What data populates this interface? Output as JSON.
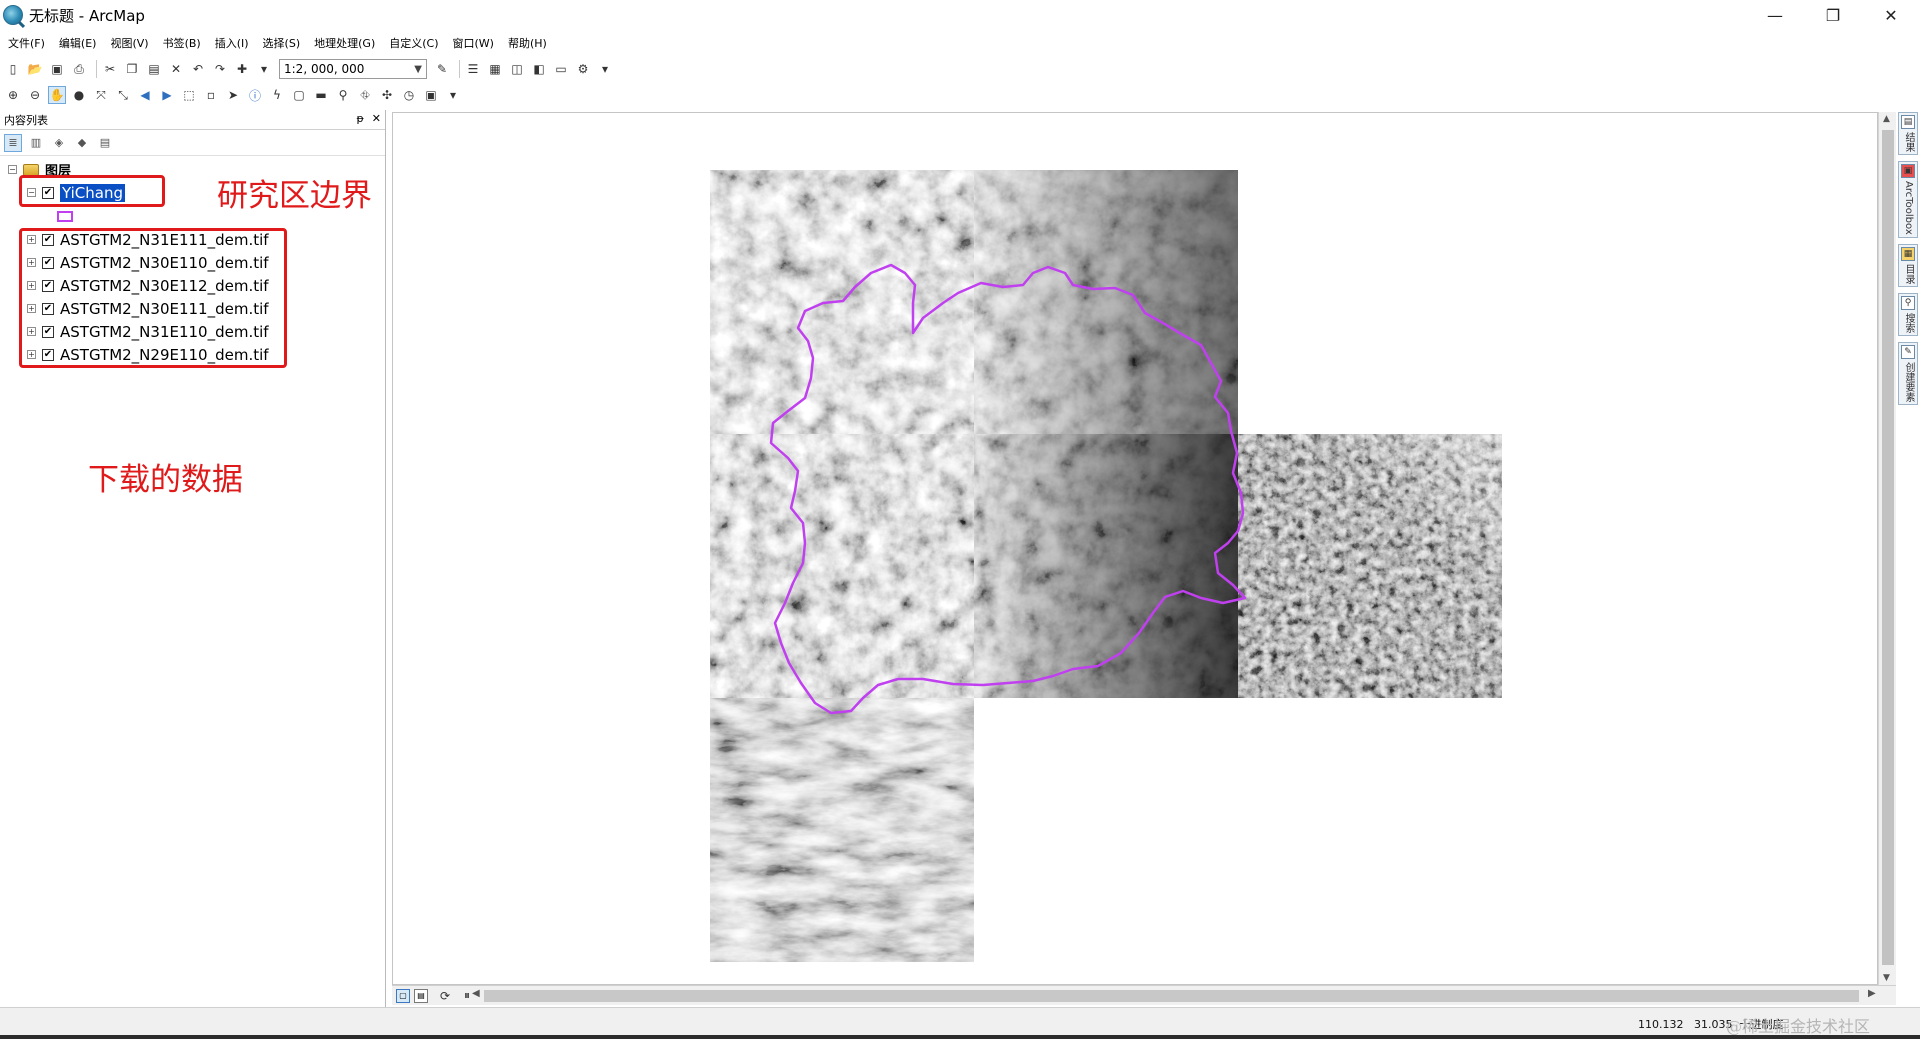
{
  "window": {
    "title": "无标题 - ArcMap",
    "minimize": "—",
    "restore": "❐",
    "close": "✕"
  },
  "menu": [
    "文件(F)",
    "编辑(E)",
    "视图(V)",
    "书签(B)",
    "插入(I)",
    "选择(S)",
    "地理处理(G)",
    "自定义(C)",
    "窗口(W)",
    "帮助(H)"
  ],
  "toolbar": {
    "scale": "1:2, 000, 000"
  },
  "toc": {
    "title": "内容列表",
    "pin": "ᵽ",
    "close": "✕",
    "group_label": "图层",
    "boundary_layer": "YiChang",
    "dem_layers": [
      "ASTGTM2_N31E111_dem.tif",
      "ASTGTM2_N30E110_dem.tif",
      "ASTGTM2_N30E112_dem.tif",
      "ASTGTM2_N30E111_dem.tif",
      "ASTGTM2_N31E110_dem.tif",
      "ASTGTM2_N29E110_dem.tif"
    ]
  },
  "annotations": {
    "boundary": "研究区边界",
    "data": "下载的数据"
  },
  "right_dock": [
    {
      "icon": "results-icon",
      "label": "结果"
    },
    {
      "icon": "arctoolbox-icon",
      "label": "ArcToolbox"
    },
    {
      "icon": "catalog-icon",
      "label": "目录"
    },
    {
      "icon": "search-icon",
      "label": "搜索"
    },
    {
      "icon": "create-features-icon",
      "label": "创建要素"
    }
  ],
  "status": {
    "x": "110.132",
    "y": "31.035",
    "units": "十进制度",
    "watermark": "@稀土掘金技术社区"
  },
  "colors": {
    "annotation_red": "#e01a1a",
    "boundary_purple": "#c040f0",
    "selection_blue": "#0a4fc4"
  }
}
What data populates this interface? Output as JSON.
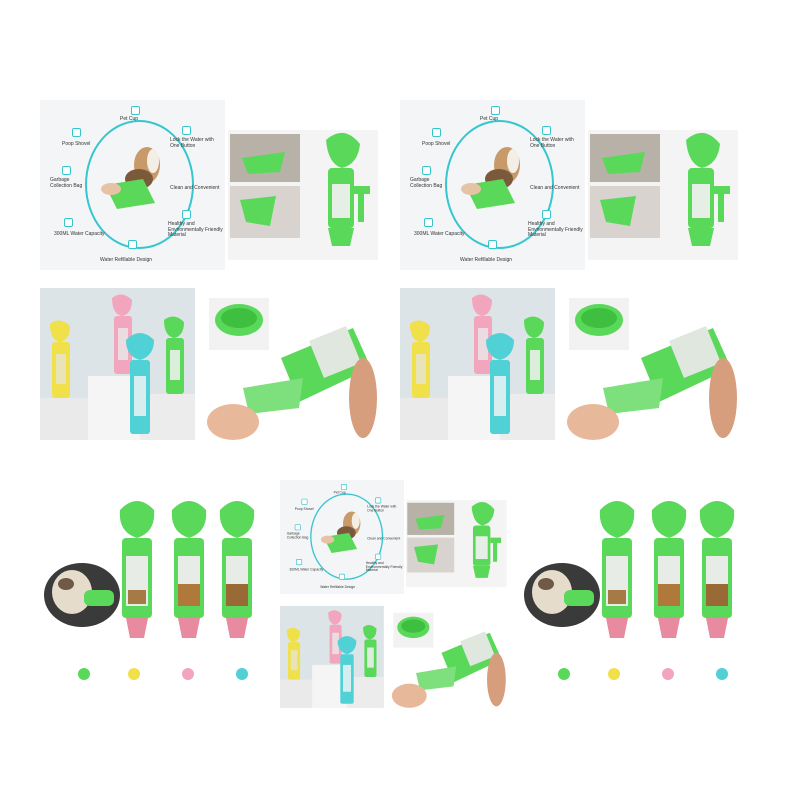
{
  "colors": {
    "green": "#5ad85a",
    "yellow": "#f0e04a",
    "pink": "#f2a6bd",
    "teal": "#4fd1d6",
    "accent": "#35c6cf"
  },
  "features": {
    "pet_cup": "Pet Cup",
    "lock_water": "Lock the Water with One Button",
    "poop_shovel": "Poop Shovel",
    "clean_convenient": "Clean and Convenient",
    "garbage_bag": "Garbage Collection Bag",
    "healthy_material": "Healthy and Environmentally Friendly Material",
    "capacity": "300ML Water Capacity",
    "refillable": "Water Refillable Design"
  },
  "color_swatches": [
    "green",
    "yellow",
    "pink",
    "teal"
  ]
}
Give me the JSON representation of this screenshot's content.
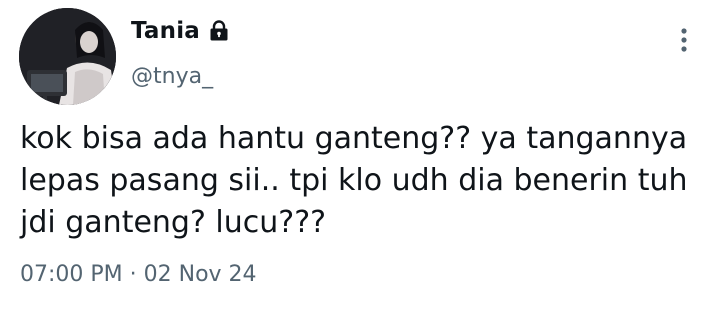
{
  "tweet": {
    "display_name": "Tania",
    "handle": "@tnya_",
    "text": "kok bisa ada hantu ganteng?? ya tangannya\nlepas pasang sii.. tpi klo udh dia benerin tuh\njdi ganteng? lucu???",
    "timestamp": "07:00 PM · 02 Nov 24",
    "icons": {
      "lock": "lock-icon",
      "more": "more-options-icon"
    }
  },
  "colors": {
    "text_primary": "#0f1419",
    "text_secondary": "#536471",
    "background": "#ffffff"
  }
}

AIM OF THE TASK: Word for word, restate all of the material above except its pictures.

REPLY TO THE EXERCISE:
What data populates this interface? Output as JSON.
{
  "window": {
    "title": "无标题 - ArcMap",
    "minimize": "—",
    "restore": "❐",
    "close": "✕"
  },
  "menu": [
    "文件(F)",
    "编辑(E)",
    "视图(V)",
    "书签(B)",
    "插入(I)",
    "选择(S)",
    "地理处理(G)",
    "自定义(C)",
    "窗口(W)",
    "帮助(H)"
  ],
  "toolbar": {
    "scale": "1:2, 000, 000"
  },
  "toc": {
    "title": "内容列表",
    "pin": "ᵽ",
    "close": "✕",
    "group_label": "图层",
    "boundary_layer": "YiChang",
    "dem_layers": [
      "ASTGTM2_N31E111_dem.tif",
      "ASTGTM2_N30E110_dem.tif",
      "ASTGTM2_N30E112_dem.tif",
      "ASTGTM2_N30E111_dem.tif",
      "ASTGTM2_N31E110_dem.tif",
      "ASTGTM2_N29E110_dem.tif"
    ]
  },
  "annotations": {
    "boundary": "研究区边界",
    "data": "下载的数据"
  },
  "right_dock": [
    {
      "icon": "results-icon",
      "label": "结果"
    },
    {
      "icon": "arctoolbox-icon",
      "label": "ArcToolbox"
    },
    {
      "icon": "catalog-icon",
      "label": "目录"
    },
    {
      "icon": "search-icon",
      "label": "搜索"
    },
    {
      "icon": "create-features-icon",
      "label": "创建要素"
    }
  ],
  "status": {
    "x": "110.132",
    "y": "31.035",
    "units": "十进制度",
    "watermark": "@稀土掘金技术社区"
  },
  "colors": {
    "annotation_red": "#e01a1a",
    "boundary_purple": "#c040f0",
    "selection_blue": "#0a4fc4"
  }
}
What data populates this interface? Output as JSON.
{
  "colors": {
    "green": "#5ad85a",
    "yellow": "#f0e04a",
    "pink": "#f2a6bd",
    "teal": "#4fd1d6",
    "accent": "#35c6cf"
  },
  "features": {
    "pet_cup": "Pet Cup",
    "lock_water": "Lock the Water with One Button",
    "poop_shovel": "Poop Shovel",
    "clean_convenient": "Clean and Convenient",
    "garbage_bag": "Garbage Collection Bag",
    "healthy_material": "Healthy and Environmentally Friendly Material",
    "capacity": "300ML Water Capacity",
    "refillable": "Water Refillable Design"
  },
  "color_swatches": [
    "green",
    "yellow",
    "pink",
    "teal"
  ]
}
Give me the JSON representation of this screenshot's content.
{
  "tweet": {
    "display_name": "Tania",
    "handle": "@tnya_",
    "text": "kok bisa ada hantu ganteng?? ya tangannya\nlepas pasang sii.. tpi klo udh dia benerin tuh\njdi ganteng? lucu???",
    "timestamp": "07:00 PM · 02 Nov 24",
    "icons": {
      "lock": "lock-icon",
      "more": "more-options-icon"
    }
  },
  "colors": {
    "text_primary": "#0f1419",
    "text_secondary": "#536471",
    "background": "#ffffff"
  }
}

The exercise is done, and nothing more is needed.